Recorded data START
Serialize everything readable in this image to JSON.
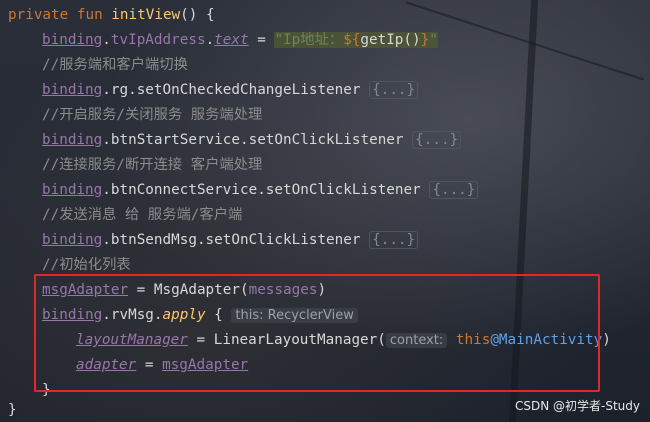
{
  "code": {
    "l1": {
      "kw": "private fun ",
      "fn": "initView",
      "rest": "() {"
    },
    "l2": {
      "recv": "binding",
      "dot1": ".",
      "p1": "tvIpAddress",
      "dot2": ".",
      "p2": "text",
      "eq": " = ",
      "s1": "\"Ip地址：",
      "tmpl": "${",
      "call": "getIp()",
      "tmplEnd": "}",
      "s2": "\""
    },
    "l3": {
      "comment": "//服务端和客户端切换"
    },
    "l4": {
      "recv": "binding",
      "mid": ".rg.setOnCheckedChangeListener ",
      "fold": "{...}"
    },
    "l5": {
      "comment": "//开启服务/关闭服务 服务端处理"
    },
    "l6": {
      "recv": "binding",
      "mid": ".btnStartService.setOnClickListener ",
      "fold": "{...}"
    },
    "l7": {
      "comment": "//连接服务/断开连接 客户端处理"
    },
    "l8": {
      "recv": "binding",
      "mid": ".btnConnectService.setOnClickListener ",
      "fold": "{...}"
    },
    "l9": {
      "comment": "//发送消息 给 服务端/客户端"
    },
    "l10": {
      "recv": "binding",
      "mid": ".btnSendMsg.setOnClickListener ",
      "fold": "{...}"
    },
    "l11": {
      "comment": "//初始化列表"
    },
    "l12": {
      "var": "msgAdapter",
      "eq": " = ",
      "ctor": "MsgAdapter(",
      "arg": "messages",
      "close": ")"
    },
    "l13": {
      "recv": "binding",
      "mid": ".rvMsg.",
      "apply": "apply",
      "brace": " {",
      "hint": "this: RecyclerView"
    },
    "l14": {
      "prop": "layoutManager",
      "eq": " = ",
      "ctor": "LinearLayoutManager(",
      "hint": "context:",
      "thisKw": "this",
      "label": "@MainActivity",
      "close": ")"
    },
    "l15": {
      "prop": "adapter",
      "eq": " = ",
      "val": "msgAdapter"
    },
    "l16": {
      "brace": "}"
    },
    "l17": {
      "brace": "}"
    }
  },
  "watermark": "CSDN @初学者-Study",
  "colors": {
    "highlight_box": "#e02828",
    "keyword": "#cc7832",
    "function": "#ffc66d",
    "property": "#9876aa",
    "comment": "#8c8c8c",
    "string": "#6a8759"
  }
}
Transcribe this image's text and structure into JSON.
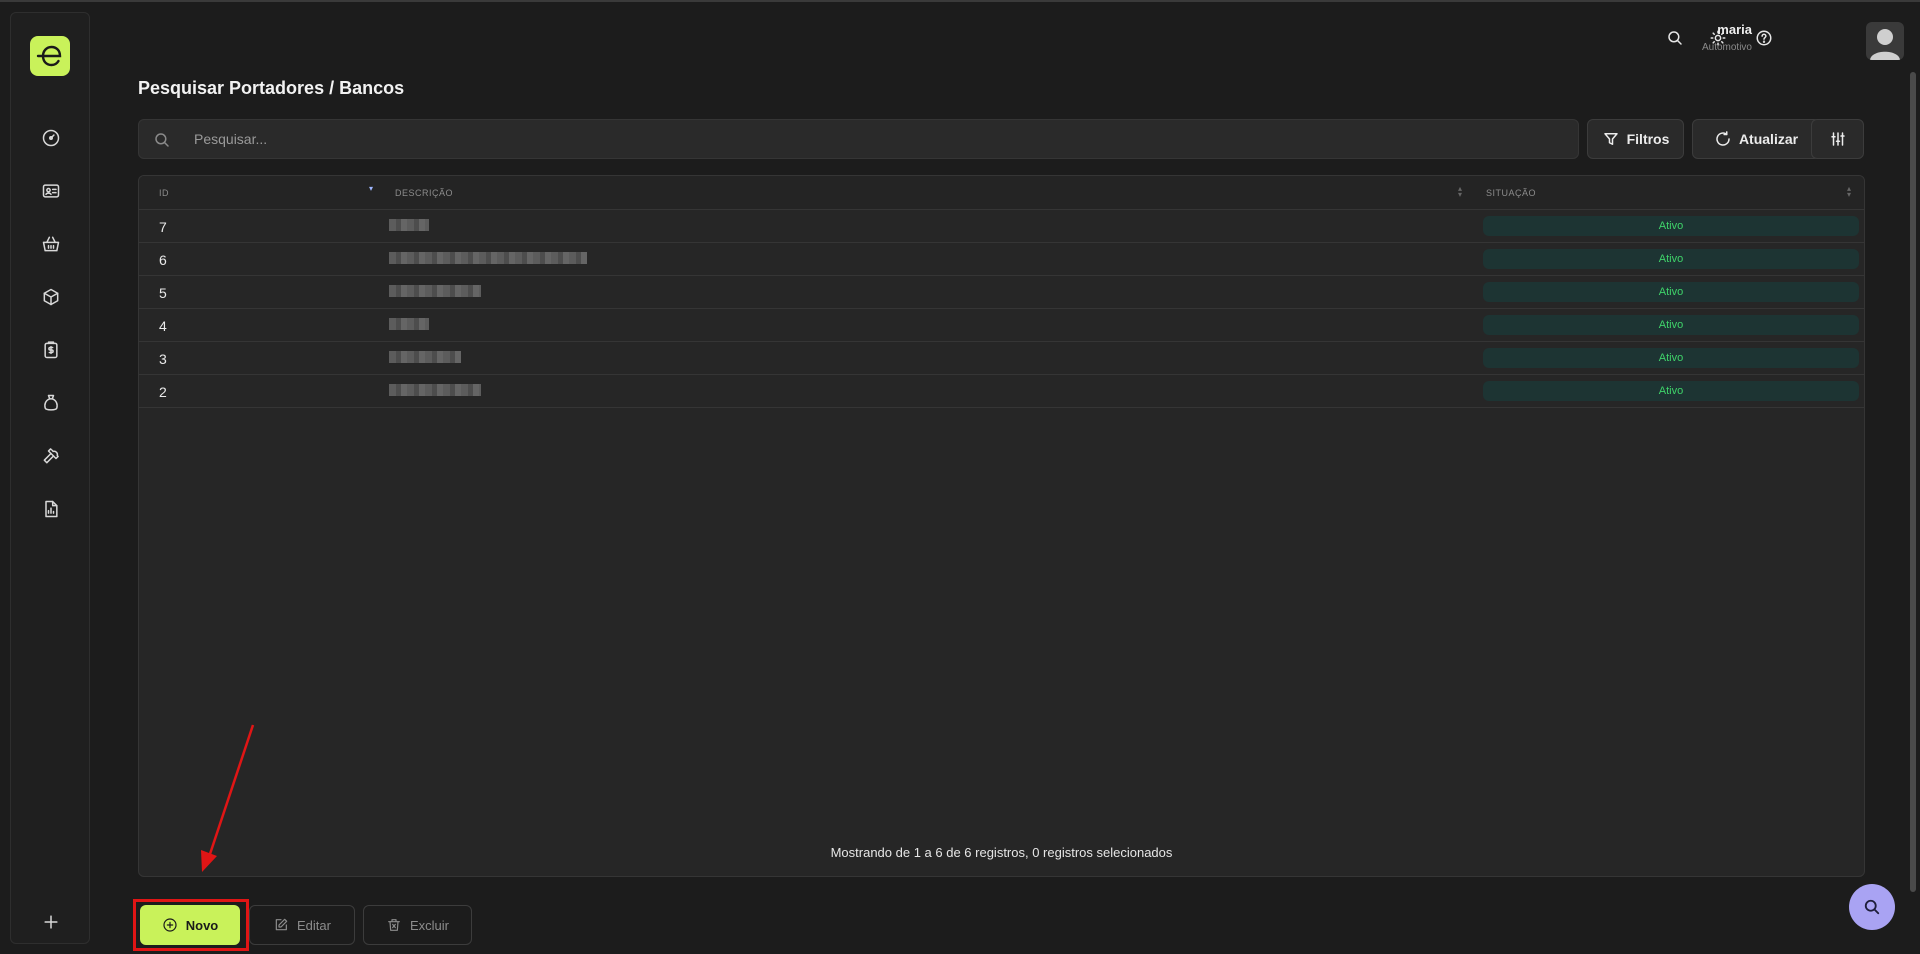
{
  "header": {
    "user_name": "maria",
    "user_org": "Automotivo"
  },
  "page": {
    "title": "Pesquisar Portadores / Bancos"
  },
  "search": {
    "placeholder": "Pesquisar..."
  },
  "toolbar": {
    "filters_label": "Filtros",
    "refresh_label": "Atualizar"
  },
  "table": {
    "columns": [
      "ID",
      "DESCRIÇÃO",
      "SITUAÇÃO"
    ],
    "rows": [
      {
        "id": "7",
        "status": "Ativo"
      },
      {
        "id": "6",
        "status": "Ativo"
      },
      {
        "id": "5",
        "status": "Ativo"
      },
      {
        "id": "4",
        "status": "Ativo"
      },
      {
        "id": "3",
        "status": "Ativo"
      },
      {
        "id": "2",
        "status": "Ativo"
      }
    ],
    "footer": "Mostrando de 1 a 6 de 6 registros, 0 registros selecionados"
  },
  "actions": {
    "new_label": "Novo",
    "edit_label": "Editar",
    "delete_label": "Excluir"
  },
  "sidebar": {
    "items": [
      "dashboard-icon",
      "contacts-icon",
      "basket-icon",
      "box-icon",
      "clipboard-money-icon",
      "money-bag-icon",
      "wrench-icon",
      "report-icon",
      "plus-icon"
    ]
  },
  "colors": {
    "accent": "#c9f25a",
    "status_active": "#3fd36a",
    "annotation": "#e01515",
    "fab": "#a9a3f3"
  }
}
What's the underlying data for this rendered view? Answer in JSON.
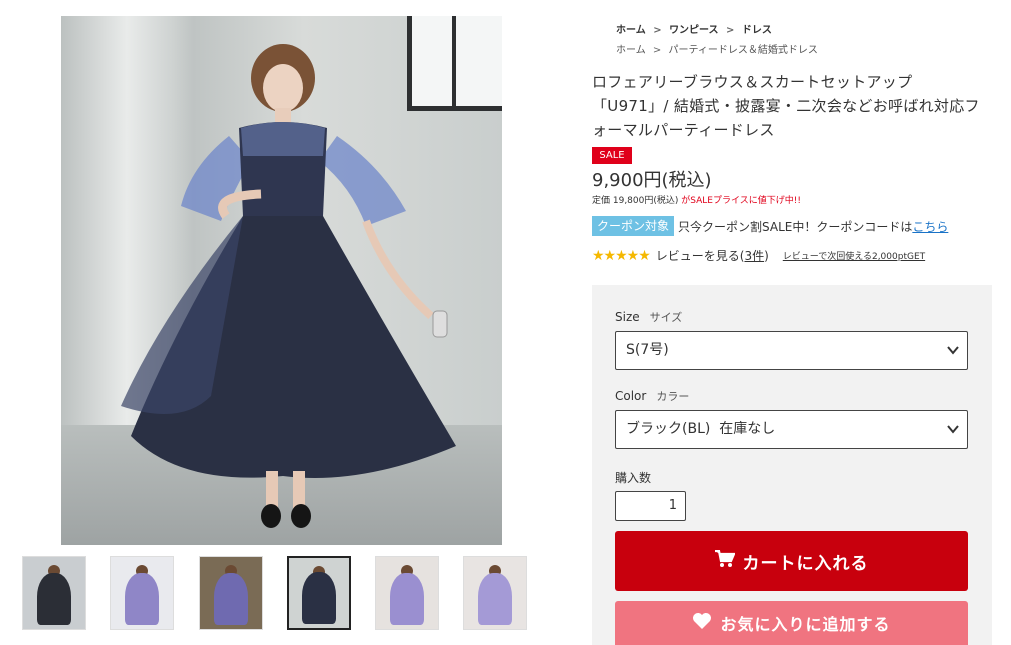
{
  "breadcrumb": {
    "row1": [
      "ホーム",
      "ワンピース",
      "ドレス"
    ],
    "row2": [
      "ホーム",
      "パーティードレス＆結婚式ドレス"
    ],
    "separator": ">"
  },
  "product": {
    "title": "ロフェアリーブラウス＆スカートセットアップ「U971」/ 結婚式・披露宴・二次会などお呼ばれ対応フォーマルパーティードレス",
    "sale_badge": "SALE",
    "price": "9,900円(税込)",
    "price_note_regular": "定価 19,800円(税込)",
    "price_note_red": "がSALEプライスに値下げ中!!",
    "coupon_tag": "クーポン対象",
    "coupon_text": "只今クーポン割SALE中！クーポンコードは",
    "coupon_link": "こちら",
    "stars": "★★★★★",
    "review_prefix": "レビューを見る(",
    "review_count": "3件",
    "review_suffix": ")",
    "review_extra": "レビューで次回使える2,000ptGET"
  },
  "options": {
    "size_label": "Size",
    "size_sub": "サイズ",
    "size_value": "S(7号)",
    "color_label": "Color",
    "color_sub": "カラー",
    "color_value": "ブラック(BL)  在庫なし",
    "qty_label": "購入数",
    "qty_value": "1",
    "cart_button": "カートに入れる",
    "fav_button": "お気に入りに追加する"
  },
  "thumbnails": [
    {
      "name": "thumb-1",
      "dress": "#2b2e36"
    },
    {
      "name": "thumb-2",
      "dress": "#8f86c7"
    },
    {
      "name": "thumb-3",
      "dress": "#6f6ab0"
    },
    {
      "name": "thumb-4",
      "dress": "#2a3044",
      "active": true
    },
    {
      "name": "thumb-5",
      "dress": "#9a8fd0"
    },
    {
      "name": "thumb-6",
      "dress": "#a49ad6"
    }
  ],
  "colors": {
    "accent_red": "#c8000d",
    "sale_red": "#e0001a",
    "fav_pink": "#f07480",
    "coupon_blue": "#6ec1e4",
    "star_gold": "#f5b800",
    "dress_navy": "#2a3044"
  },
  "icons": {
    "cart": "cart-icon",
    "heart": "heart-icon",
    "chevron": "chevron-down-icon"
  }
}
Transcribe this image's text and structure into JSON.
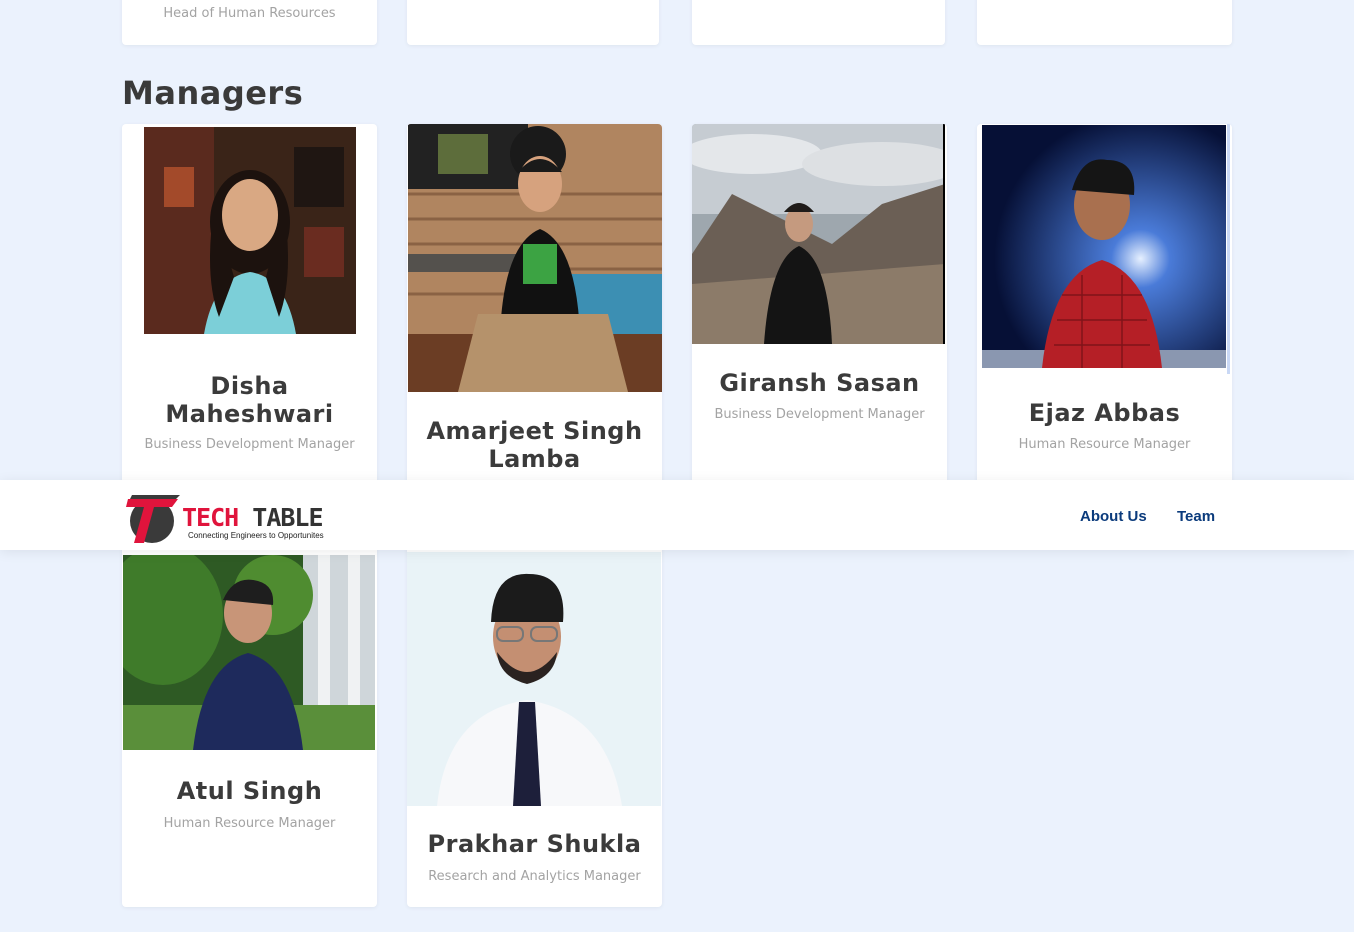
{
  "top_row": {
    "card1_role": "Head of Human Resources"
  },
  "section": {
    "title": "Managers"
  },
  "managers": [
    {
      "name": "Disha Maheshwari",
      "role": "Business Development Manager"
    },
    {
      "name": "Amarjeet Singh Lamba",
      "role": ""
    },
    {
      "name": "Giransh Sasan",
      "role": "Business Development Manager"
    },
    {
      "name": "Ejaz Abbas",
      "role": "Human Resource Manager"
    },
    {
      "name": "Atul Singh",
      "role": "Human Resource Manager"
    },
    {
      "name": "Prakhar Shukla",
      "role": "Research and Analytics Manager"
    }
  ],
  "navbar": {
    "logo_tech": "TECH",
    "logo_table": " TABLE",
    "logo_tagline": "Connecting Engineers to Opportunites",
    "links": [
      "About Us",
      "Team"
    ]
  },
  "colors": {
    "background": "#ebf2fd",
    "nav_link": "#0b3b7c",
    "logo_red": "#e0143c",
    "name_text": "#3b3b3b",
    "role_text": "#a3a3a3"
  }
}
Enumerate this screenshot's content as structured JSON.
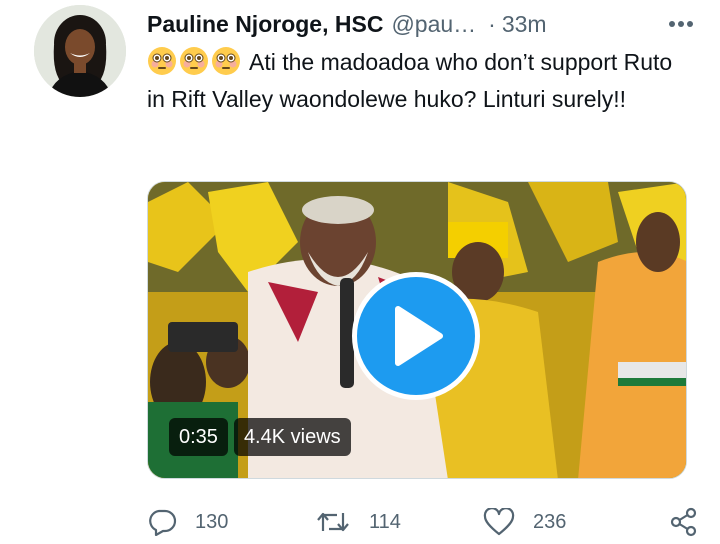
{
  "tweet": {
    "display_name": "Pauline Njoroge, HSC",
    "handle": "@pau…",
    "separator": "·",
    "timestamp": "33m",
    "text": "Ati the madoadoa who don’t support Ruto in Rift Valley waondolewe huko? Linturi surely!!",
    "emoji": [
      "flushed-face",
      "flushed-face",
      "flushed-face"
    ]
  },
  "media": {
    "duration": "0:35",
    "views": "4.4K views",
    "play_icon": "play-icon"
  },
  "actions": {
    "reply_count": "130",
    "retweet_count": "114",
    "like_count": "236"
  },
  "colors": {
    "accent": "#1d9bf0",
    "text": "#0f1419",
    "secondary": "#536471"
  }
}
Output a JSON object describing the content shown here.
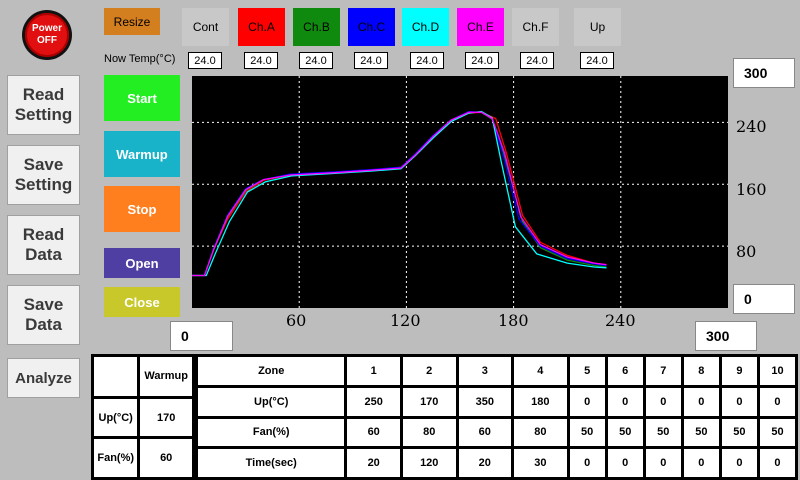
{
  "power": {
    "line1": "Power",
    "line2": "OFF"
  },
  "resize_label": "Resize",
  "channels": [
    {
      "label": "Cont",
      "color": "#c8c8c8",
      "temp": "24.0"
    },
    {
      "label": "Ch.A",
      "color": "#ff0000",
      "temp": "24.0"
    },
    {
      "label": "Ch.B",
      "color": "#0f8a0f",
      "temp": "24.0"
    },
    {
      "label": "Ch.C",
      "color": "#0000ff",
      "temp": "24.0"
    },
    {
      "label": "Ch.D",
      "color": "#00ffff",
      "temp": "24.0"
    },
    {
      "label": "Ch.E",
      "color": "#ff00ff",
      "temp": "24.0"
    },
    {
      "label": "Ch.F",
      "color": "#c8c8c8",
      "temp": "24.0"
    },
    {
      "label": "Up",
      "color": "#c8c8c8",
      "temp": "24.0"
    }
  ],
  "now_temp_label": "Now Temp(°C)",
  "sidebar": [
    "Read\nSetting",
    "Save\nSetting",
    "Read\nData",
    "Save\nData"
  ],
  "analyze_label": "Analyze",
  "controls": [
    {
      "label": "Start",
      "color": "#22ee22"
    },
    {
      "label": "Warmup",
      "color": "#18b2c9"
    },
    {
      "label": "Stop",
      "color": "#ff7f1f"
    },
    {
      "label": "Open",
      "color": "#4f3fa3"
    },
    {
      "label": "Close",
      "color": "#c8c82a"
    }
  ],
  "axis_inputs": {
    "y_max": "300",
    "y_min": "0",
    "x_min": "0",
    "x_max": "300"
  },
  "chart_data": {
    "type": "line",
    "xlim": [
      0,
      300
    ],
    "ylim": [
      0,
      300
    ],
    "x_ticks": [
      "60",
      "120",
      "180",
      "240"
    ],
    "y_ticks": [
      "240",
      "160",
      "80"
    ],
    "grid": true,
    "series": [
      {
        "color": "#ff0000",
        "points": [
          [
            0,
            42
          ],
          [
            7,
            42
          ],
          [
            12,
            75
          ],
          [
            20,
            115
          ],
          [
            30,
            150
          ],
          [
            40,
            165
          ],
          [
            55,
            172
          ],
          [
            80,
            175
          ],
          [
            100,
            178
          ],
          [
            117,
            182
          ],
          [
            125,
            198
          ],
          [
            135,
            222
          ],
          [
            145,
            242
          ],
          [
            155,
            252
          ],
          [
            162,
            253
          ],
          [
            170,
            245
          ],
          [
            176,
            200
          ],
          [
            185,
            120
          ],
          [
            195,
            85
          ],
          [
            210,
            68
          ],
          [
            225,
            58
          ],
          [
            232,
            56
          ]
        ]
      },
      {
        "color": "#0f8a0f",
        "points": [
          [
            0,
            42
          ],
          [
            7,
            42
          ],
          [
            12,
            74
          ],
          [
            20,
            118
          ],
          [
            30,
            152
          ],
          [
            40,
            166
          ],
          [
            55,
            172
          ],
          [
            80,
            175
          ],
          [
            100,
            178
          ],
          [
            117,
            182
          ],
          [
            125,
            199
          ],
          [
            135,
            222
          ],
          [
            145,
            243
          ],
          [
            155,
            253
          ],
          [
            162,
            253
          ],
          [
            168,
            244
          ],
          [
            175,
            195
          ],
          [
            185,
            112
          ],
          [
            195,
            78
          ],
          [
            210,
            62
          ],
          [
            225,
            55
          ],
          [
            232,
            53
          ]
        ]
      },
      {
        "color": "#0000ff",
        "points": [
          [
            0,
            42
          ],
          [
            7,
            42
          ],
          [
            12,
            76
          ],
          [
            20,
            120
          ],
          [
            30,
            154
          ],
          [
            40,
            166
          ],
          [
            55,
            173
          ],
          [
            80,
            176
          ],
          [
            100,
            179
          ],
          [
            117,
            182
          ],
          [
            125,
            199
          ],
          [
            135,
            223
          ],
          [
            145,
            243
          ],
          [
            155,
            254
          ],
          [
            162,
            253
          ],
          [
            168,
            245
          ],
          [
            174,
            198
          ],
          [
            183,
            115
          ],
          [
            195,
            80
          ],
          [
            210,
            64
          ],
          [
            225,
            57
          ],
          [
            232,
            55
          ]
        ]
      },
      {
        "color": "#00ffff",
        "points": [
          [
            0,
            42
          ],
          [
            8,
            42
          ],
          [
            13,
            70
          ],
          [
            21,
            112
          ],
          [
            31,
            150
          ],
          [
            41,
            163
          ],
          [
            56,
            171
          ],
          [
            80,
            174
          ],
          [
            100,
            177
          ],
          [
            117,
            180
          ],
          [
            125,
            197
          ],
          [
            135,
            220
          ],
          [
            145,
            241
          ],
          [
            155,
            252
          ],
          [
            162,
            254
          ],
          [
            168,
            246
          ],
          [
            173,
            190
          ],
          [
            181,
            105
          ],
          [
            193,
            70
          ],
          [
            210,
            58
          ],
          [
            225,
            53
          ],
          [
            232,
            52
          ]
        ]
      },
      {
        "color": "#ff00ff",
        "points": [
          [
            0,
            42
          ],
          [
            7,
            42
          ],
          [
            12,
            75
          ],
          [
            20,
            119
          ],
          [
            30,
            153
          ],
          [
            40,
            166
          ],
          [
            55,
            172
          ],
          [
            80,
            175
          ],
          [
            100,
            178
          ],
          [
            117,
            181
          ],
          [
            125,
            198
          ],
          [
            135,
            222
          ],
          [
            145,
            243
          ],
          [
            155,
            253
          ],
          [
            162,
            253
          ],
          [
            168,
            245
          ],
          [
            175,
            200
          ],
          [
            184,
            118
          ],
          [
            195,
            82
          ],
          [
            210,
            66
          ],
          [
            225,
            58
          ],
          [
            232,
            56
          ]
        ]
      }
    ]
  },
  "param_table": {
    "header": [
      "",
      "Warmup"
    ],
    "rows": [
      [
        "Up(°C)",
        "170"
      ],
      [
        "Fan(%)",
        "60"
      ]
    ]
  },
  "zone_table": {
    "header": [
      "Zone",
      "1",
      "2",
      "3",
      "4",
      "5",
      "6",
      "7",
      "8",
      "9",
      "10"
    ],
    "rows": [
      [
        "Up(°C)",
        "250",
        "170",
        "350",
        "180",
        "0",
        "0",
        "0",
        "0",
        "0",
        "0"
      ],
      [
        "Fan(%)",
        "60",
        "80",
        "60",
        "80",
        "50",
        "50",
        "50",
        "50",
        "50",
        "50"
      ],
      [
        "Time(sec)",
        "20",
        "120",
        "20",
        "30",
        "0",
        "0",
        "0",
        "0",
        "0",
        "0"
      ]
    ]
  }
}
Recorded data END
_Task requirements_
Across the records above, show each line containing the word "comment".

_Exercise answer_
      "comment": "//服务端和客户端切换"
      "comment": "//开启服务/关闭服务 服务端处理"
      "comment": "//连接服务/断开连接 客户端处理"
      "comment": "//发送消息 给 服务端/客户端"
      "comment": "//初始化列表"
    "comment": "#8c8c8c",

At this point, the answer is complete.